Component data from apps and pages:
Segment Open

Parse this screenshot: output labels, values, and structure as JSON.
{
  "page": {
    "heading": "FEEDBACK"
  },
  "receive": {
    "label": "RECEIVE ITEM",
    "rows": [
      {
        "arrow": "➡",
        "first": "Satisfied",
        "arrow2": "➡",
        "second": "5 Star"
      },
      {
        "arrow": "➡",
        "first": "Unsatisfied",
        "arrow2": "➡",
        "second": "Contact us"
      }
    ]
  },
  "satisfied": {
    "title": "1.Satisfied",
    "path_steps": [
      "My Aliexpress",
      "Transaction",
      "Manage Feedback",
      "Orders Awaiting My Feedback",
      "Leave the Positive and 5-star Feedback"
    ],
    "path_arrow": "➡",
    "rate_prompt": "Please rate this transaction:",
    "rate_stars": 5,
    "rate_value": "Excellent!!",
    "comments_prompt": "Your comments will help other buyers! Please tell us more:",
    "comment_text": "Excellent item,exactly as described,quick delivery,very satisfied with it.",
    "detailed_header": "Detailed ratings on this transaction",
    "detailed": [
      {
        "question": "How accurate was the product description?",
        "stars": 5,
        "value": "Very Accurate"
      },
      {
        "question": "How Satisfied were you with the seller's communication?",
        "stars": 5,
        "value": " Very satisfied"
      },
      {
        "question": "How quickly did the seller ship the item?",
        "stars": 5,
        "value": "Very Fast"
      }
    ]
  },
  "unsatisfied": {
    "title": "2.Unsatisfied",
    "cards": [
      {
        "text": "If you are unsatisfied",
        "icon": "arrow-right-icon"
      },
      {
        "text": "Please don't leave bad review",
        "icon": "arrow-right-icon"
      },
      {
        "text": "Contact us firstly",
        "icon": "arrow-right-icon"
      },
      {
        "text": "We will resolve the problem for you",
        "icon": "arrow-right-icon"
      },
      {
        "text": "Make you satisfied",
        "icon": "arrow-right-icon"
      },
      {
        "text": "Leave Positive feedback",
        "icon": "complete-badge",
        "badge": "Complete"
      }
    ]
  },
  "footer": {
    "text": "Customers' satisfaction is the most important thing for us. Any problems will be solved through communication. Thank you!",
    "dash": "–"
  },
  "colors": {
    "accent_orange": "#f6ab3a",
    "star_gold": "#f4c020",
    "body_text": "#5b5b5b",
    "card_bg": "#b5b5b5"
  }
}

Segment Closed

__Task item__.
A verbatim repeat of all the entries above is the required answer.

__Response to this task__.
Parse this screenshot: output labels, values, and structure as JSON.
{
  "page": {
    "heading": "FEEDBACK"
  },
  "receive": {
    "label": "RECEIVE ITEM",
    "rows": [
      {
        "arrow": "➡",
        "first": "Satisfied",
        "arrow2": "➡",
        "second": "5 Star"
      },
      {
        "arrow": "➡",
        "first": "Unsatisfied",
        "arrow2": "➡",
        "second": "Contact us"
      }
    ]
  },
  "satisfied": {
    "title": "1.Satisfied",
    "path_steps": [
      "My Aliexpress",
      "Transaction",
      "Manage Feedback",
      "Orders Awaiting My Feedback",
      "Leave the Positive and 5-star Feedback"
    ],
    "path_arrow": "➡",
    "rate_prompt": "Please rate this transaction:",
    "rate_stars": 5,
    "rate_value": "Excellent!!",
    "comments_prompt": "Your comments will help other buyers! Please tell us more:",
    "comment_text": "Excellent item,exactly as described,quick delivery,very satisfied with it.",
    "detailed_header": "Detailed ratings on this transaction",
    "detailed": [
      {
        "question": "How accurate was the product description?",
        "stars": 5,
        "value": "Very Accurate"
      },
      {
        "question": "How Satisfied were you with the seller's communication?",
        "stars": 5,
        "value": " Very satisfied"
      },
      {
        "question": "How quickly did the seller ship the item?",
        "stars": 5,
        "value": "Very Fast"
      }
    ]
  },
  "unsatisfied": {
    "title": "2.Unsatisfied",
    "cards": [
      {
        "text": "If you are unsatisfied",
        "icon": "arrow-right-icon"
      },
      {
        "text": "Please don't leave bad review",
        "icon": "arrow-right-icon"
      },
      {
        "text": "Contact us firstly",
        "icon": "arrow-right-icon"
      },
      {
        "text": "We will resolve the problem for you",
        "icon": "arrow-right-icon"
      },
      {
        "text": "Make you satisfied",
        "icon": "arrow-right-icon"
      },
      {
        "text": "Leave Positive feedback",
        "icon": "complete-badge",
        "badge": "Complete"
      }
    ]
  },
  "footer": {
    "text": "Customers' satisfaction is the most important thing for us. Any problems will be solved through communication. Thank you!",
    "dash": "–"
  },
  "colors": {
    "accent_orange": "#f6ab3a",
    "star_gold": "#f4c020",
    "body_text": "#5b5b5b",
    "card_bg": "#b5b5b5"
  }
}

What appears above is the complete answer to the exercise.